In this research, the study has demonstrated for the first time the strategy for isolating and rapid screening of PHB-accumulating Bacillus species from pasteurized shrimp pond sediments using the aid of MALDI-TOF MS as a tool for dereplication (i.e. bacterial grouping). The superior PHB-accumulating Bacillus isolate identified in this study was Bacillus sp. JL47 and has the capability to accumulate amorphous PHB at 28.6\% PHB  (on cell dry weight) after 24 h or 55\% PHB after 48 h of culture in LB medium with 2\% glucose. Under the fully controlled axenic culture system, the study has demonstrated the protective effects of the superior PHB accumulator Bacillus sp. JL47 strain in gnotobiotic Artemia against pathogenic Vibrio campbellii infection. The study also showed that the protective effect of Bacillus sp. JL47 was superior when the bacterium contains high amount of amorphous PHB, irrespective of the cell density used suggesting that the amorphous PHB present in the Bacillus cell is a main determinant in the protective effects of the PHB-accumulating Bacillus sp. JL47 on Artemia. Furthermore,  the study has demonstrated the beneficial effects of using PHB-accumulating Bacillus spp. in Penaeus monodon postlarvae cultured in tanks wherein the shrimps fed the PHB-accumulating Bacillus spp. showed an improved survival, enhanced growth performance and higher resistance against pathogenic Vibrio campbellii LMG 21363, with a maximum attained for the shrimp supplied of the highest PHB accumulator (i.e. Bacillus sp. JL47). Likewise,  feeding the P. monodon postlarvae with Artemia enriched with the PHB-accumulating Bacillus sp. JL47 at 0.5 g L-1 (wet weight) resulted in an up-regulation in the expression of prophenoloxidase and transglutaminase genes in the shrimp before and after the Vibrio campbellii challenge. The data suggest that the protective effect of the PHB-accumulating Bacillus sp. JL47 demonstrated in the previous in vivo work can be attributed to the immune-enhancing effects of the PHB-accumulating Bacillus sp. JL47 in the shrimp. Lastly, the study also investigated the (possible) contribution of phasin protein (i.e. a PHB-granule associated protein covering the surface of the amorphous PHB) on the survival of gnotobiotic Artemia challenged with pathogenic V. campbellii by cloning the protein and overproduced it in E. coli cells. The results however showed no protective effect of the recombinant E. coli containing the overproduced phasin protein in Artemia during Vibrio campbellii infection.
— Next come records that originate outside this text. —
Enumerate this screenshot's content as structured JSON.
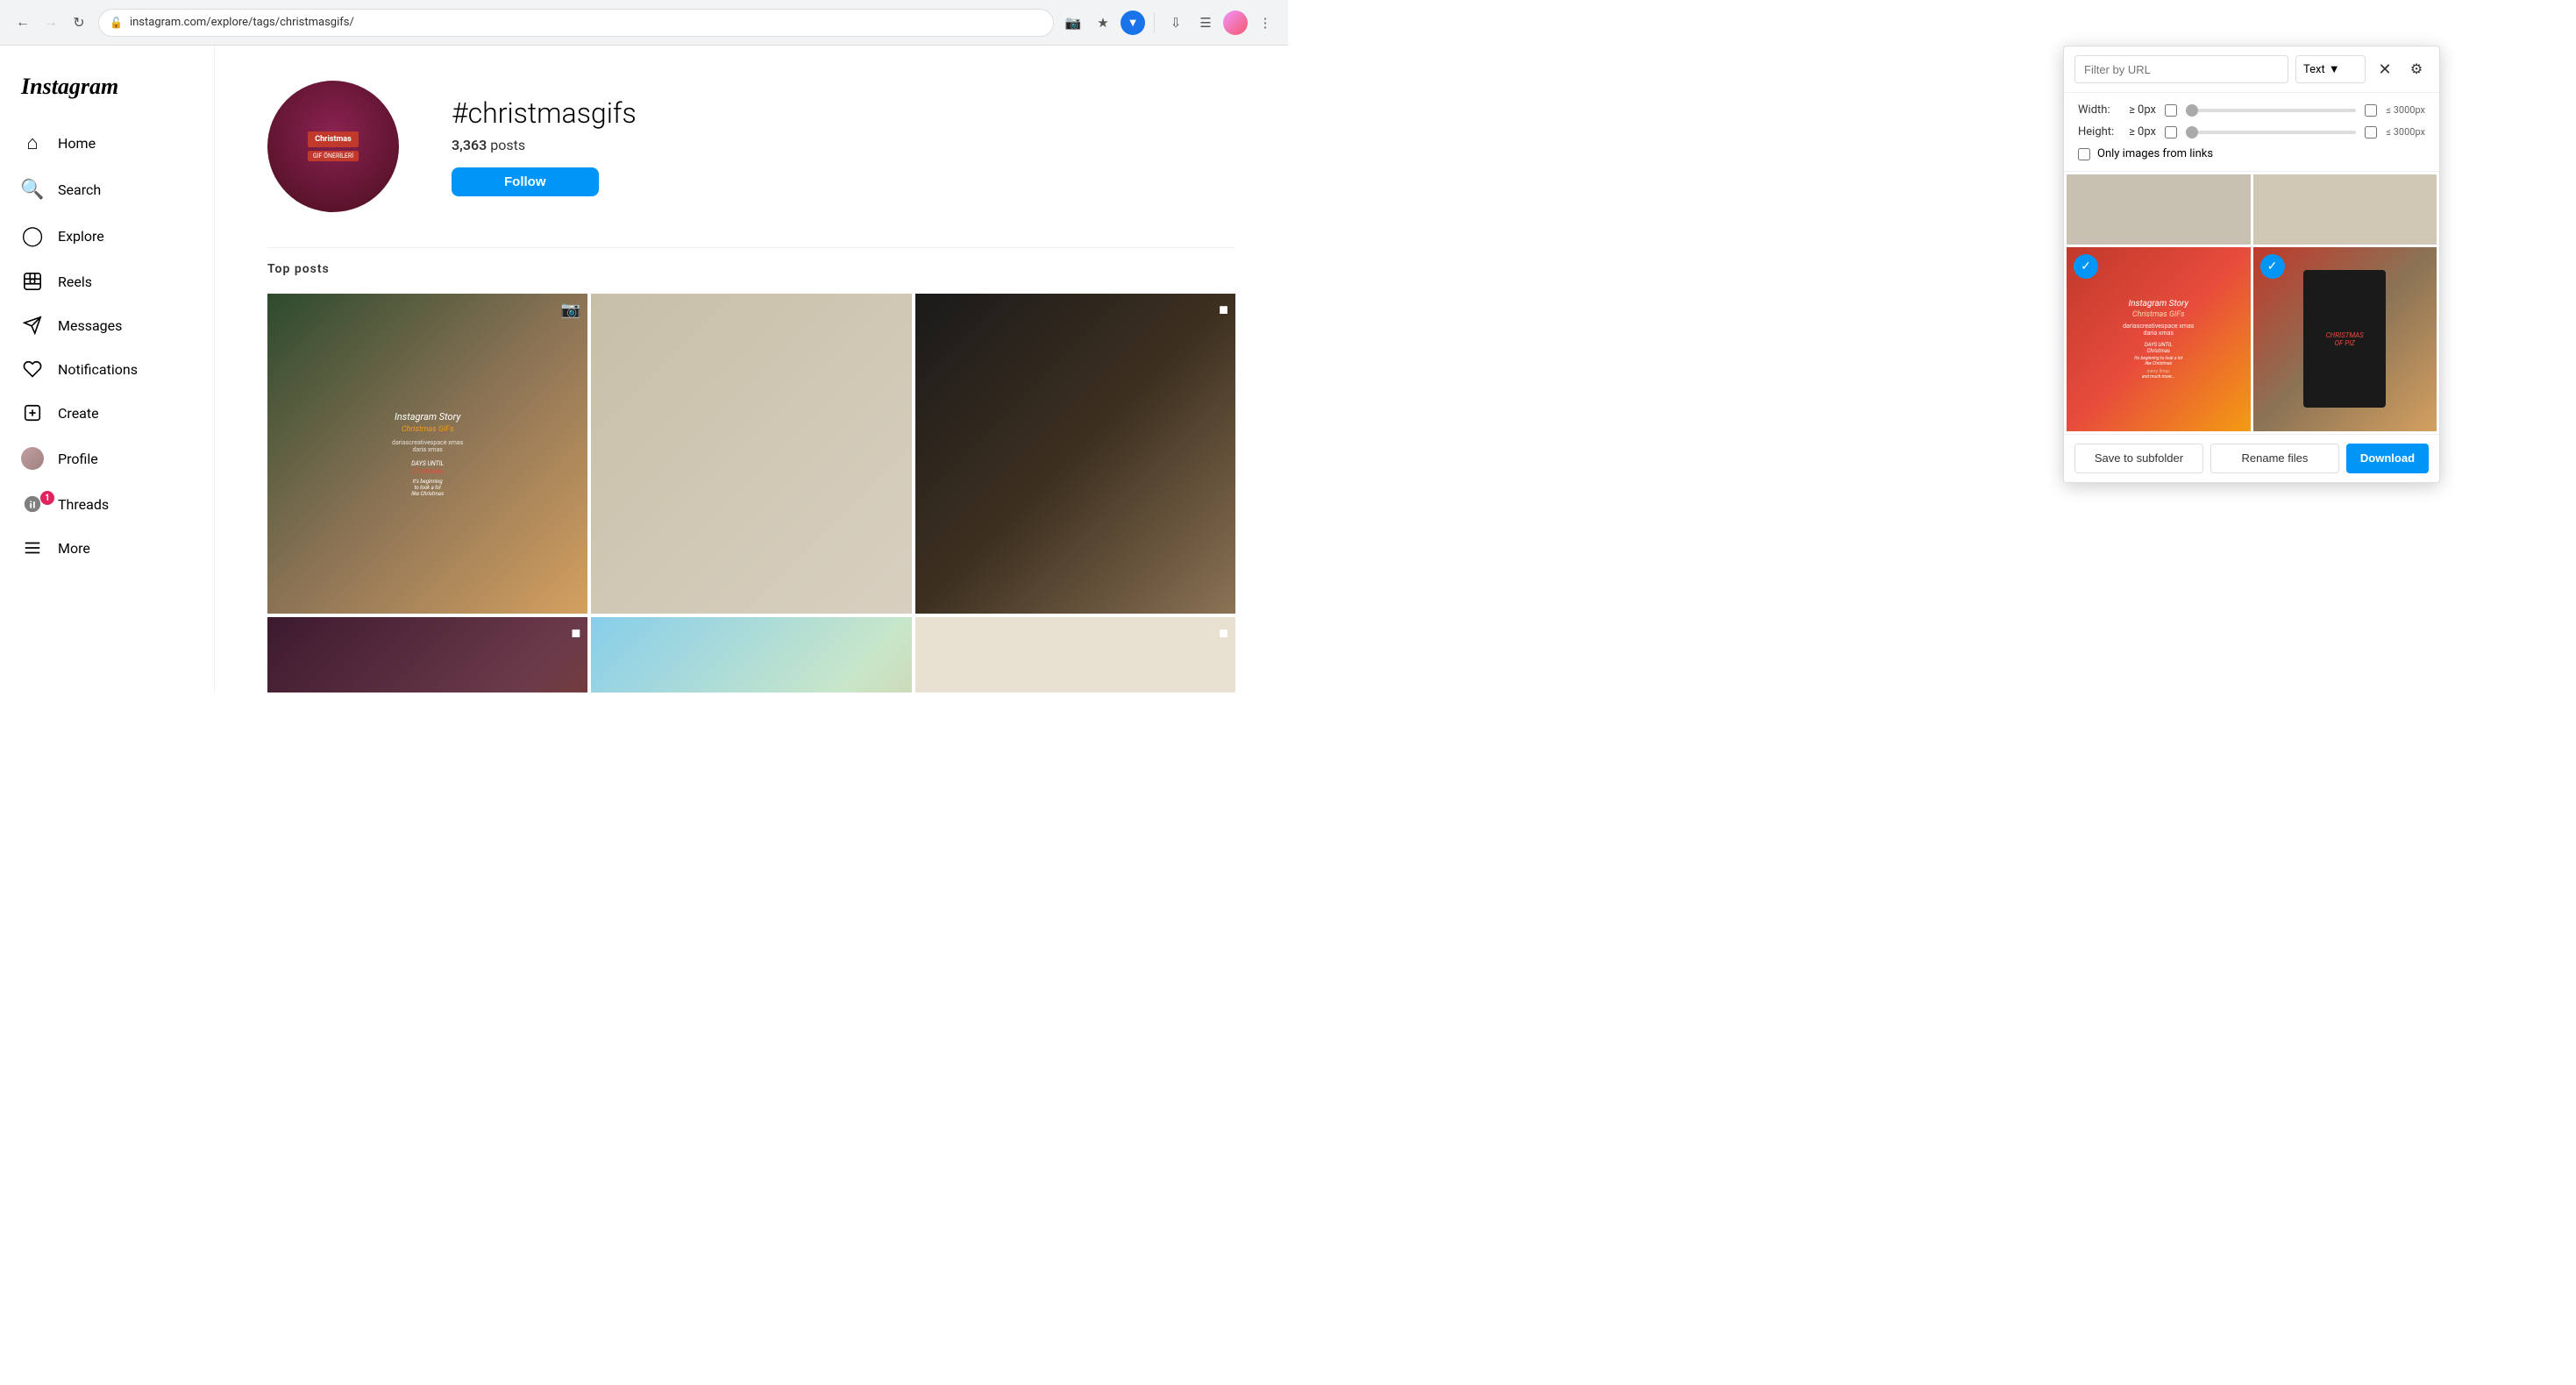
{
  "browser": {
    "url": "instagram.com/explore/tags/christmasgifs/",
    "back_disabled": false,
    "forward_disabled": false
  },
  "sidebar": {
    "logo": "Instagram",
    "items": [
      {
        "id": "home",
        "label": "Home",
        "icon": "⌂"
      },
      {
        "id": "search",
        "label": "Search",
        "icon": "🔍"
      },
      {
        "id": "explore",
        "label": "Explore",
        "icon": "◎"
      },
      {
        "id": "reels",
        "label": "Reels",
        "icon": "▶"
      },
      {
        "id": "messages",
        "label": "Messages",
        "icon": "✈"
      },
      {
        "id": "notifications",
        "label": "Notifications",
        "icon": "♡"
      },
      {
        "id": "create",
        "label": "Create",
        "icon": "⊕"
      },
      {
        "id": "profile",
        "label": "Profile",
        "icon": "avatar"
      },
      {
        "id": "threads",
        "label": "Threads",
        "icon": "◎",
        "badge": "1"
      },
      {
        "id": "more",
        "label": "More",
        "icon": "☰"
      }
    ]
  },
  "page": {
    "hashtag": "#christmasgifs",
    "posts_count": "3,363",
    "posts_label": "posts",
    "section_title": "Top posts",
    "follow_button": "Follow"
  },
  "extension_popup": {
    "filter_placeholder": "Filter by URL",
    "text_dropdown_label": "Text",
    "width_label": "Width:",
    "width_min": "≥ 0px",
    "width_max": "≤ 3000px",
    "height_label": "Height:",
    "height_min": "≥ 0px",
    "height_max": "≤ 3000px",
    "only_images_label": "Only images from links",
    "save_subfolder_label": "Save to subfolder",
    "rename_files_label": "Rename files",
    "download_label": "Download"
  }
}
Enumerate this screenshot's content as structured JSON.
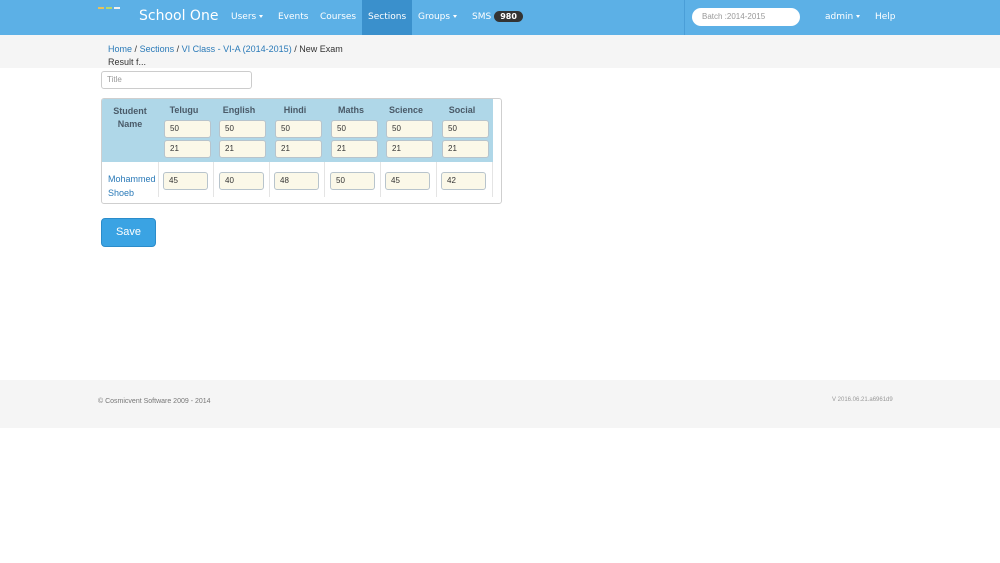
{
  "app": {
    "brand": "School One",
    "accent_color": "#5cb0e6"
  },
  "nav": {
    "users": "Users",
    "events": "Events",
    "courses": "Courses",
    "sections": "Sections",
    "groups": "Groups",
    "sms": "SMS",
    "sms_count": "980",
    "batch_placeholder": "Batch :2014-2015",
    "admin": "admin",
    "help": "Help"
  },
  "breadcrumb": {
    "home": "Home",
    "sep": "/",
    "sections": "Sections",
    "class": "VI Class - VI-A (2014-2015)",
    "current": "/ New Exam Result f..."
  },
  "form": {
    "title_placeholder": "Title"
  },
  "table": {
    "student_header": "Student Name",
    "subjects": [
      {
        "name": "Telugu",
        "max": "50",
        "min": "21",
        "mark": "45"
      },
      {
        "name": "English",
        "max": "50",
        "min": "21",
        "mark": "40"
      },
      {
        "name": "Hindi",
        "max": "50",
        "min": "21",
        "mark": "48"
      },
      {
        "name": "Maths",
        "max": "50",
        "min": "21",
        "mark": "50"
      },
      {
        "name": "Science",
        "max": "50",
        "min": "21",
        "mark": "45"
      },
      {
        "name": "Social",
        "max": "50",
        "min": "21",
        "mark": "42"
      }
    ],
    "student_name": "Mohammed Shoeb"
  },
  "actions": {
    "save": "Save"
  },
  "footer": {
    "copyright": "© Cosmicvent Software 2009 - 2014",
    "version": "V 2016.06.21.a6961d9"
  }
}
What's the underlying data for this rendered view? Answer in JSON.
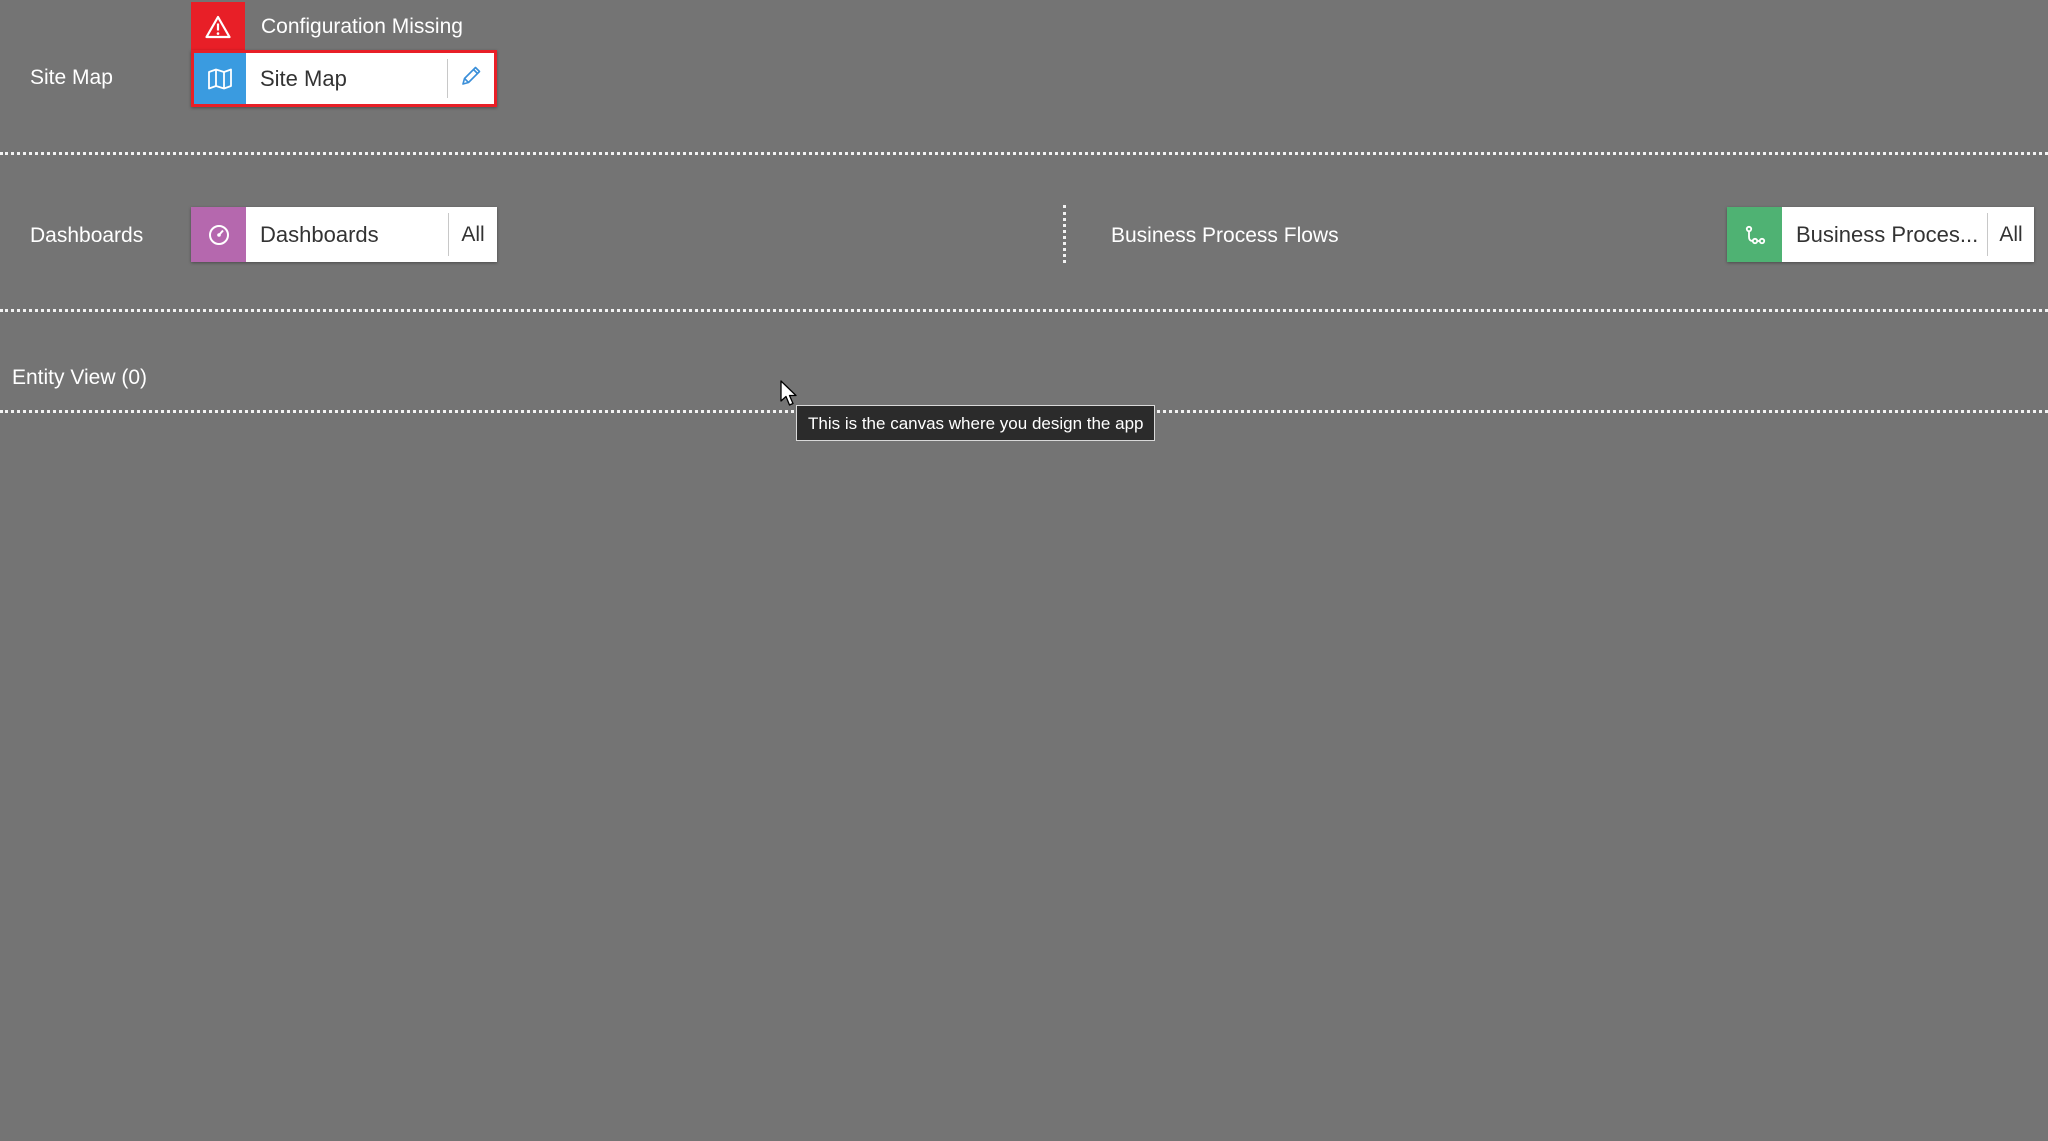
{
  "colors": {
    "canvas_background": "#747474",
    "error_red": "#e81f27",
    "site_map_blue": "#3a9be0",
    "dashboards_purple": "#b568ae",
    "bpf_green": "#4fb273"
  },
  "site_map_row": {
    "label": "Site Map",
    "warning": {
      "icon": "warning-triangle-icon",
      "text": "Configuration Missing"
    },
    "tile": {
      "icon": "map-icon",
      "name": "Site Map",
      "action_icon": "pencil-icon"
    }
  },
  "dashboards_row": {
    "label": "Dashboards",
    "tile": {
      "icon": "dashboard-gauge-icon",
      "name": "Dashboards",
      "action": "All"
    }
  },
  "bpf_row": {
    "label": "Business Process Flows",
    "tile": {
      "icon": "process-flow-icon",
      "name": "Business Proces...",
      "action": "All"
    }
  },
  "entity_view": {
    "label": "Entity View (0)"
  },
  "tooltip": {
    "text": "This is the canvas where you design the app"
  },
  "cursor": {
    "icon": "mouse-pointer-icon"
  }
}
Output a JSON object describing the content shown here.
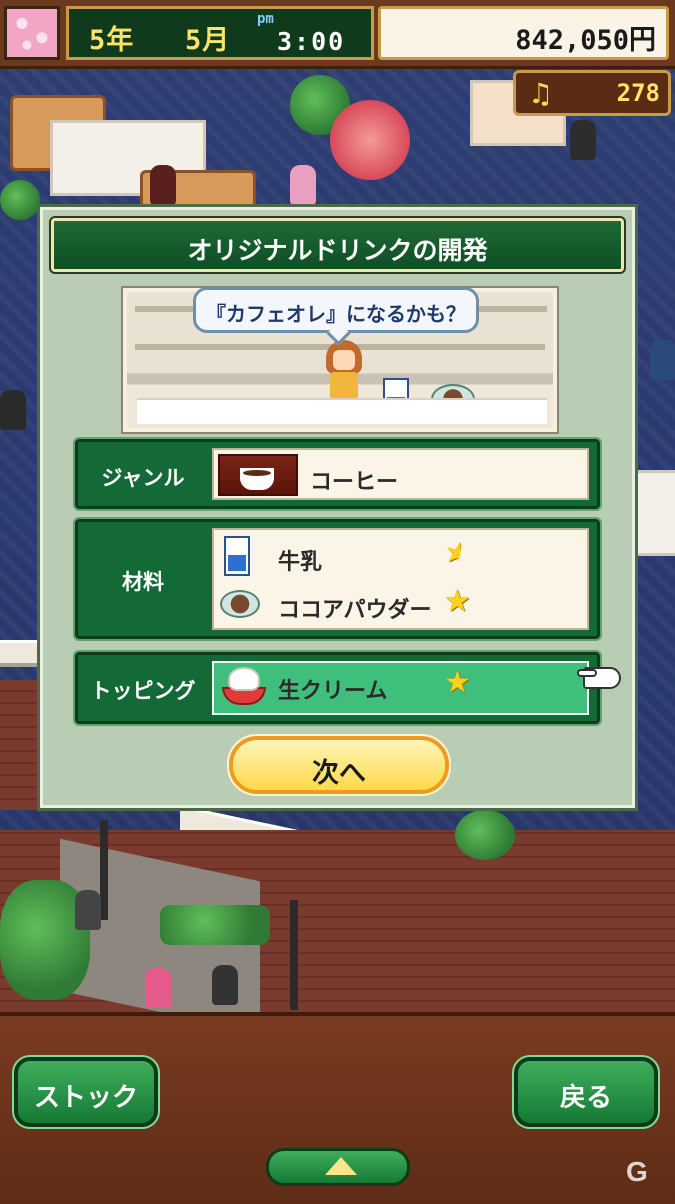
{
  "status": {
    "year": "5年",
    "month": "5月",
    "ampm": "pm",
    "time": "3:00",
    "money": "842,050円",
    "notes": "278",
    "note_icon": "music-note-icon"
  },
  "dialog": {
    "title": "オリジナルドリンクの開発",
    "speech": "『カフェオレ』になるかも？",
    "genre_label": "ジャンル",
    "genre_value": "コーヒー",
    "ingredients_label": "材料",
    "ingredients": [
      {
        "name": "牛乳",
        "icon": "milk-carton-icon",
        "rating": "half-star"
      },
      {
        "name": "ココアパウダー",
        "icon": "cocoa-powder-icon",
        "rating": "star"
      }
    ],
    "topping_label": "トッピング",
    "topping_value": "生クリーム",
    "topping_icon": "whipped-cream-icon",
    "topping_rating": "star",
    "next_button": "次へ"
  },
  "bottom": {
    "stock_button": "ストック",
    "back_button": "戻る"
  },
  "colors": {
    "panel_green": "#146a36",
    "highlight_green": "#3fbf7c",
    "button_yellow": "#ffd94a",
    "gold_text": "#ffe36a"
  }
}
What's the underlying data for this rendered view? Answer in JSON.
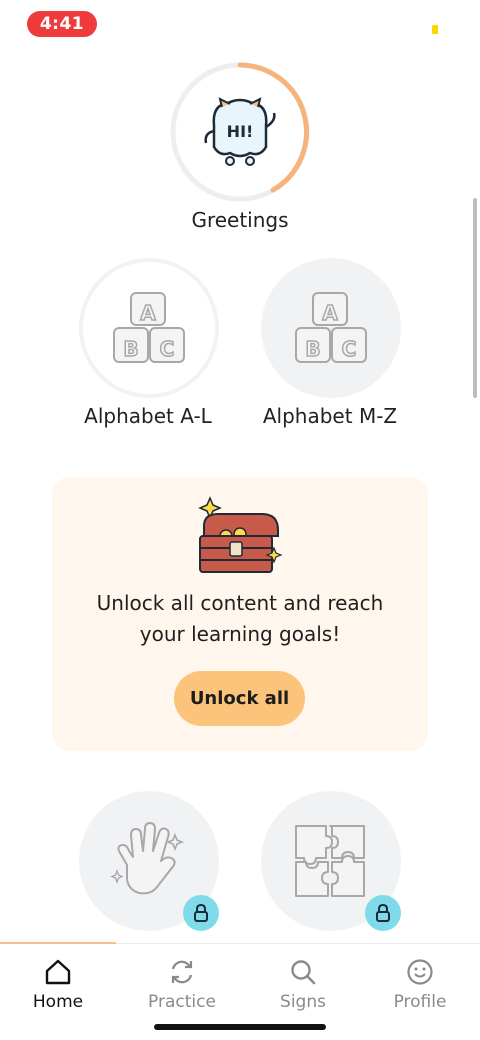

In conclusion, the results presented in this research demonstrated the efficiency of PHB-accumulating Bacillus spp. as new biological control agents for aquaculture. The possible synergistic effect of amorphous PHB and the other probiotic properties of the Bacillus spp. may have contributed this effect. However, further research is needed to elucidate (clearly) the relative contributions of the stored PHB and the probiotic activity of the bacilli in the host.},
  author       = {Laranja, Joseph},
  isbn         = {9789463570404},
  language     = {eng},
  pages        = {XX, 262},
  publisher    = {Ghent University. Faculty of Bioscience Engineering},
  school       = {Ghent University},
  title        = {Amorphous poly-\ensuremath{\beta}-hydroxybutyrate (PHB)-accumulating Bacillus spp. as biocontrol agents in crustacean culture},
  year         = {2017},
}